Your output should be the line with "Read all visible content and emit it as JSON." plus all following lines to the end of the records, exactly as written and nothing more.

[Dataset rows describing interfaces]
____

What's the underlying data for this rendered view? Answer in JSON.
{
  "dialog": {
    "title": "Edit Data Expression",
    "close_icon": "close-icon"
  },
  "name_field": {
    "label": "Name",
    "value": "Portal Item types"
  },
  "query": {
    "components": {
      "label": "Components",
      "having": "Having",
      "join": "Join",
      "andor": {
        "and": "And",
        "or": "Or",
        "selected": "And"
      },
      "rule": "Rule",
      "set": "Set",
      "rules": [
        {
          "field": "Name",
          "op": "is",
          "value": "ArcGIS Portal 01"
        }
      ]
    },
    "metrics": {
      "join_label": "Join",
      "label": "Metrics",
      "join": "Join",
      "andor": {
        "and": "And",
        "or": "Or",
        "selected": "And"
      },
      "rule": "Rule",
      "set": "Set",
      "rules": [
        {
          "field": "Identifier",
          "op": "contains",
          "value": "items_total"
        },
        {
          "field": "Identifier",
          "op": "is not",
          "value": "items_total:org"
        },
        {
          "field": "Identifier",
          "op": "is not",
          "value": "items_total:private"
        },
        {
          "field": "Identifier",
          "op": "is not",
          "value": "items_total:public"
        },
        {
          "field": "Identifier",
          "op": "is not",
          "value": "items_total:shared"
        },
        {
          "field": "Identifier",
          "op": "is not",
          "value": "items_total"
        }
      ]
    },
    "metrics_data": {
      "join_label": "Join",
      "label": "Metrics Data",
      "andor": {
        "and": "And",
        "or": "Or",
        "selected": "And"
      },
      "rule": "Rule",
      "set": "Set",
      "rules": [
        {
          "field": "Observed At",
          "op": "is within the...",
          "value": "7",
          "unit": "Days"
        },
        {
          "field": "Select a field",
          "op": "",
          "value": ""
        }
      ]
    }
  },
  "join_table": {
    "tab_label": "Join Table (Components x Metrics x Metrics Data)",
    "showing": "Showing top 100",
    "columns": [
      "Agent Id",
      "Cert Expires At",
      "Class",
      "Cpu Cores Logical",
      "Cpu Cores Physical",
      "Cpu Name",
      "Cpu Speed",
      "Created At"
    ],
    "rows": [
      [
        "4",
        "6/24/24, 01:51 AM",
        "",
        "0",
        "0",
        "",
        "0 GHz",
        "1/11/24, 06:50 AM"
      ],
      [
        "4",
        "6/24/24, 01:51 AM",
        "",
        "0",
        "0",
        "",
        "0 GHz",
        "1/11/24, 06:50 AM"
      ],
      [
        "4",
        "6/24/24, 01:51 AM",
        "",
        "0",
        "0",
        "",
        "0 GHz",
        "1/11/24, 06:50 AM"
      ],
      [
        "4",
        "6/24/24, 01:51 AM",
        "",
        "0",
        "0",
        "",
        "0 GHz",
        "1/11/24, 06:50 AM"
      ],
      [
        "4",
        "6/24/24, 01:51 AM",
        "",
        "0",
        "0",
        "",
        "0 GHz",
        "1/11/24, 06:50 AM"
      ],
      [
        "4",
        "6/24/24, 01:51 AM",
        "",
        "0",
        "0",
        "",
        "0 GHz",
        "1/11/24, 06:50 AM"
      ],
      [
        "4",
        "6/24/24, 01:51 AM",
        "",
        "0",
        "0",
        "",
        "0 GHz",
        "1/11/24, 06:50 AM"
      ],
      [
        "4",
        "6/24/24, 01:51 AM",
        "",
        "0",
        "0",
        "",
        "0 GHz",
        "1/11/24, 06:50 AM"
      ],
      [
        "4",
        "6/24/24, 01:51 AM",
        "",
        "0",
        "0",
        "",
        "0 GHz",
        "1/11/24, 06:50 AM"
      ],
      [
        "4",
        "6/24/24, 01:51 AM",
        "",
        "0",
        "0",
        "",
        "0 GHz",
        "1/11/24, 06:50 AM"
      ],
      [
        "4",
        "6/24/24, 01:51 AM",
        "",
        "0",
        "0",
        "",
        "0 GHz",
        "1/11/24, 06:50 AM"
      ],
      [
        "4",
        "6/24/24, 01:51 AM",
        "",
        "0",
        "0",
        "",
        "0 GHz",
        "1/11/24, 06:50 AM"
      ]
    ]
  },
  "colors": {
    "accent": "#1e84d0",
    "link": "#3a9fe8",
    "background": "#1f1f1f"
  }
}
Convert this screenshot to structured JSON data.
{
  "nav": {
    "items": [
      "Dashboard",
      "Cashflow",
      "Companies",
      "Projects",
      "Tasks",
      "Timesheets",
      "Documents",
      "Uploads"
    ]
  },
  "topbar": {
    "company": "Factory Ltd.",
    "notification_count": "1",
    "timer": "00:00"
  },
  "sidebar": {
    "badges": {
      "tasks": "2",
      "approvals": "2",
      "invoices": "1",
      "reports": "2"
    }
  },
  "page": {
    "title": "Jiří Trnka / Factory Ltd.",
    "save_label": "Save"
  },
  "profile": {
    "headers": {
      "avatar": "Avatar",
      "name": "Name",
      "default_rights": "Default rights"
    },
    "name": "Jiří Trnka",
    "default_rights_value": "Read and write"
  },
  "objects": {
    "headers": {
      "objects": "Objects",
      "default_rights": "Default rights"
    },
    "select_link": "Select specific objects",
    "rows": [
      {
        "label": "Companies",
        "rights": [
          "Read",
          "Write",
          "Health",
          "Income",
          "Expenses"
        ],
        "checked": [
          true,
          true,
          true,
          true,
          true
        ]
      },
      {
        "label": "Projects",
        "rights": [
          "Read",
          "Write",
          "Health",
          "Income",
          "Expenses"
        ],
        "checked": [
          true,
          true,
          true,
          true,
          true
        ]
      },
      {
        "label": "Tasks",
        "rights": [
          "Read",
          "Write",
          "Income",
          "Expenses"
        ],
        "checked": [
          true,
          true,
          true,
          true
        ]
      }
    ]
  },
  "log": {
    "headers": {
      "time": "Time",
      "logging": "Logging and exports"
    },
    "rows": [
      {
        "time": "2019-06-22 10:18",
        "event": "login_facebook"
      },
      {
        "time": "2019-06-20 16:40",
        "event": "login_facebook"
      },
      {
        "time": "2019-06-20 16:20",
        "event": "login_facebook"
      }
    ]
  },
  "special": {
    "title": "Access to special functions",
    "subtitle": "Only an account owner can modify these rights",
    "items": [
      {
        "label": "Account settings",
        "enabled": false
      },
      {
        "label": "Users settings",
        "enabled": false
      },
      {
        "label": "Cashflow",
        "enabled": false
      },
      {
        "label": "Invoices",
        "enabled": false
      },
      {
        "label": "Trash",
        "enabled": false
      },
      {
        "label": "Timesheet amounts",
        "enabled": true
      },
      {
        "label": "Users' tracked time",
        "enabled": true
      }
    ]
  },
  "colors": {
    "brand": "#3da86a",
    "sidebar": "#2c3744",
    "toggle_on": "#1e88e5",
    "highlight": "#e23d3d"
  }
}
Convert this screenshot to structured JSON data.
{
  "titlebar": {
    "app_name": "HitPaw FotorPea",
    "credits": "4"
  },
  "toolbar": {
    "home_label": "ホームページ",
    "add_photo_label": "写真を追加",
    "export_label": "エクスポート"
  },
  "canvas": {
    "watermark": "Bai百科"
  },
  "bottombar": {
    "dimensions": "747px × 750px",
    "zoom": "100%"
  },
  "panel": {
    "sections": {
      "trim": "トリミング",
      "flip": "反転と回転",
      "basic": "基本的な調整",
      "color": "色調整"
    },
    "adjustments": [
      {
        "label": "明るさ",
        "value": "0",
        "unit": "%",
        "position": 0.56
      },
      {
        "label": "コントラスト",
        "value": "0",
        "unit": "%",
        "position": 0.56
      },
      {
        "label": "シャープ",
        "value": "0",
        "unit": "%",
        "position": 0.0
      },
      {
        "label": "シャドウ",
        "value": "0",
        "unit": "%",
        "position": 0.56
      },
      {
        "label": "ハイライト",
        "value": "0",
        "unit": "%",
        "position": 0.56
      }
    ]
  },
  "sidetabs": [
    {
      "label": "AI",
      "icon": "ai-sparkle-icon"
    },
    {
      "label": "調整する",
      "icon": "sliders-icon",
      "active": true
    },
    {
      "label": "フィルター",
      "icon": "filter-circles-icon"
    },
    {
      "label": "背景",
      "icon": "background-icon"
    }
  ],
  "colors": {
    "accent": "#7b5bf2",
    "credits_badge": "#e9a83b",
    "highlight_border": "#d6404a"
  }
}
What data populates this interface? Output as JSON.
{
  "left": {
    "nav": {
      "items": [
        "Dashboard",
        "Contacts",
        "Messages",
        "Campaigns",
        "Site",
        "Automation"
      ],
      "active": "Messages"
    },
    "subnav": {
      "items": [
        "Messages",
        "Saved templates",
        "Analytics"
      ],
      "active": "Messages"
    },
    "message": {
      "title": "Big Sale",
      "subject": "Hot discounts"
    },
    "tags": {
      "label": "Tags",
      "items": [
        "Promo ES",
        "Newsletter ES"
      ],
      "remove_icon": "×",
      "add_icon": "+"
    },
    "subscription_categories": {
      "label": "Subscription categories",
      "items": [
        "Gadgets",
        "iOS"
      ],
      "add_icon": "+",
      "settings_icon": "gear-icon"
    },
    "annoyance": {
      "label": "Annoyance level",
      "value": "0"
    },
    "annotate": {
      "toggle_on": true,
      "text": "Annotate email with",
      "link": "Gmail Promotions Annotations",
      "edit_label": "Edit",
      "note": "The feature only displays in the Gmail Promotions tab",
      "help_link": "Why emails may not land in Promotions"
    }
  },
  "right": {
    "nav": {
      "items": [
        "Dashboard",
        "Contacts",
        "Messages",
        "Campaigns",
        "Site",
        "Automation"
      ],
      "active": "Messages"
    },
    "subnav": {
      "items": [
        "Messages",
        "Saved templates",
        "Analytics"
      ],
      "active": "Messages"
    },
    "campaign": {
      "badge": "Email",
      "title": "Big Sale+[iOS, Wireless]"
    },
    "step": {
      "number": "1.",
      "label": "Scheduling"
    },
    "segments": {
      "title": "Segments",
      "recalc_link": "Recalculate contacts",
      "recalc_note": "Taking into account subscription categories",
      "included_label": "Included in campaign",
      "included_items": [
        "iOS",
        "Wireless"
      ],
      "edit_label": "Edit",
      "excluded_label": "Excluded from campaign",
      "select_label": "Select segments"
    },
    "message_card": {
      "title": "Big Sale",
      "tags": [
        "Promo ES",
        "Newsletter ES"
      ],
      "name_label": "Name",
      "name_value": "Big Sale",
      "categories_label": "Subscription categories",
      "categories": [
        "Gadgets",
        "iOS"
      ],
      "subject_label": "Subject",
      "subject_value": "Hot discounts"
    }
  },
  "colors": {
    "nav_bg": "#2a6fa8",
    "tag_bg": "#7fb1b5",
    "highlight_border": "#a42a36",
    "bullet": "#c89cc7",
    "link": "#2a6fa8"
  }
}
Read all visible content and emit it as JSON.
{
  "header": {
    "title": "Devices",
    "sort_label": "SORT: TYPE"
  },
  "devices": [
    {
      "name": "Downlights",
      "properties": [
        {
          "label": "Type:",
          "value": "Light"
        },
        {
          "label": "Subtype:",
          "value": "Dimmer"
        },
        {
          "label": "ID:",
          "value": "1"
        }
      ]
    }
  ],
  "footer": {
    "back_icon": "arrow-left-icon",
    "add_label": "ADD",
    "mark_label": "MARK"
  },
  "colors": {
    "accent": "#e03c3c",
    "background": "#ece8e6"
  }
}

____

**WRITTEN RESPONSE**
Read all visible content and emit it as JSON.
{
  "header": {
    "title": "Devices",
    "sort_label": "SORT: TYPE"
  },
  "devices": [
    {
      "name": "Downlights",
      "properties": [
        {
          "label": "Type:",
          "value": "Light"
        },
        {
          "label": "Subtype:",
          "value": "Dimmer"
        },
        {
          "label": "ID:",
          "value": "1"
        }
      ]
    }
  ],
  "footer": {
    "back_icon": "arrow-left-icon",
    "add_label": "ADD",
    "mark_label": "MARK"
  },
  "colors": {
    "accent": "#e03c3c",
    "background": "#ece8e6"
  }
}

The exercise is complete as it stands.